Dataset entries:
============================================================
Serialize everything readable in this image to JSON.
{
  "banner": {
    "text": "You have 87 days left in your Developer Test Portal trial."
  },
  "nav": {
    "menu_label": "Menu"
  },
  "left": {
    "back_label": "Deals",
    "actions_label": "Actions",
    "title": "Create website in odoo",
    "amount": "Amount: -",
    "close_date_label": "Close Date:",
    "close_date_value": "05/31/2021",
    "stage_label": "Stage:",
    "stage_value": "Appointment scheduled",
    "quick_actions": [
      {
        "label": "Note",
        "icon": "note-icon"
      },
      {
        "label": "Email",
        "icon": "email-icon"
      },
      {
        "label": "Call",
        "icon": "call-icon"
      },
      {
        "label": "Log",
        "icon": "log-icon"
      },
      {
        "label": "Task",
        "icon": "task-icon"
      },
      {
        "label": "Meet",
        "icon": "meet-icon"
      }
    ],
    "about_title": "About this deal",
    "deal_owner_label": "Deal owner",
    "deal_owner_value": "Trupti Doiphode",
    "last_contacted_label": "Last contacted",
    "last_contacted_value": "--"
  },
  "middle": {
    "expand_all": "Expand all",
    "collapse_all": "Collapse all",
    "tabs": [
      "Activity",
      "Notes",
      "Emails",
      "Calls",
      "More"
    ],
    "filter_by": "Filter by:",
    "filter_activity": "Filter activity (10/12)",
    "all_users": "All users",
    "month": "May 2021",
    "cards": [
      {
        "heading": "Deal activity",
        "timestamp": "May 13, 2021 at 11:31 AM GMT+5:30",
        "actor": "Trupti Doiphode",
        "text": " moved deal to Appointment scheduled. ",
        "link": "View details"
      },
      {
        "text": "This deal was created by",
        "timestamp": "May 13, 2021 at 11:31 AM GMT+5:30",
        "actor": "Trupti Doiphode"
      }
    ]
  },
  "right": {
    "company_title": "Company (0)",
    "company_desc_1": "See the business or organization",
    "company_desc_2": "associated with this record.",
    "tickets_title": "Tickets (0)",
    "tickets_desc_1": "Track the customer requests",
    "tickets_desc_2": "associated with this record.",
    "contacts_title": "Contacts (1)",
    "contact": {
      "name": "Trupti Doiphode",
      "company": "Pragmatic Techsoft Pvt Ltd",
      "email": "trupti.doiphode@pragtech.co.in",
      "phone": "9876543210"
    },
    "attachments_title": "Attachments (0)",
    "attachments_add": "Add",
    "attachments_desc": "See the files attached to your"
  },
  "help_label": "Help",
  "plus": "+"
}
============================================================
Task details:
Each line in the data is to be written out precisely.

Result of this exercise:
Serialize everything readable in this image to JSON.
{
  "banner": {
    "text": "You have 87 days left in your Developer Test Portal trial."
  },
  "nav": {
    "menu_label": "Menu"
  },
  "left": {
    "back_label": "Deals",
    "actions_label": "Actions",
    "title": "Create website in odoo",
    "amount": "Amount: -",
    "close_date_label": "Close Date:",
    "close_date_value": "05/31/2021",
    "stage_label": "Stage:",
    "stage_value": "Appointment scheduled",
    "quick_actions": [
      {
        "label": "Note",
        "icon": "note-icon"
      },
      {
        "label": "Email",
        "icon": "email-icon"
      },
      {
        "label": "Call",
        "icon": "call-icon"
      },
      {
        "label": "Log",
        "icon": "log-icon"
      },
      {
        "label": "Task",
        "icon": "task-icon"
      },
      {
        "label": "Meet",
        "icon": "meet-icon"
      }
    ],
    "about_title": "About this deal",
    "deal_owner_label": "Deal owner",
    "deal_owner_value": "Trupti Doiphode",
    "last_contacted_label": "Last contacted",
    "last_contacted_value": "--"
  },
  "middle": {
    "expand_all": "Expand all",
    "collapse_all": "Collapse all",
    "tabs": [
      "Activity",
      "Notes",
      "Emails",
      "Calls",
      "More"
    ],
    "filter_by": "Filter by:",
    "filter_activity": "Filter activity (10/12)",
    "all_users": "All users",
    "month": "May 2021",
    "cards": [
      {
        "heading": "Deal activity",
        "timestamp": "May 13, 2021 at 11:31 AM GMT+5:30",
        "actor": "Trupti Doiphode",
        "text": " moved deal to Appointment scheduled. ",
        "link": "View details"
      },
      {
        "text": "This deal was created by",
        "timestamp": "May 13, 2021 at 11:31 AM GMT+5:30",
        "actor": "Trupti Doiphode"
      }
    ]
  },
  "right": {
    "company_title": "Company (0)",
    "company_desc_1": "See the business or organization",
    "company_desc_2": "associated with this record.",
    "tickets_title": "Tickets (0)",
    "tickets_desc_1": "Track the customer requests",
    "tickets_desc_2": "associated with this record.",
    "contacts_title": "Contacts (1)",
    "contact": {
      "name": "Trupti Doiphode",
      "company": "Pragmatic Techsoft Pvt Ltd",
      "email": "trupti.doiphode@pragtech.co.in",
      "phone": "9876543210"
    },
    "attachments_title": "Attachments (0)",
    "attachments_add": "Add",
    "attachments_desc": "See the files attached to your"
  },
  "help_label": "Help",
  "plus": "+"
}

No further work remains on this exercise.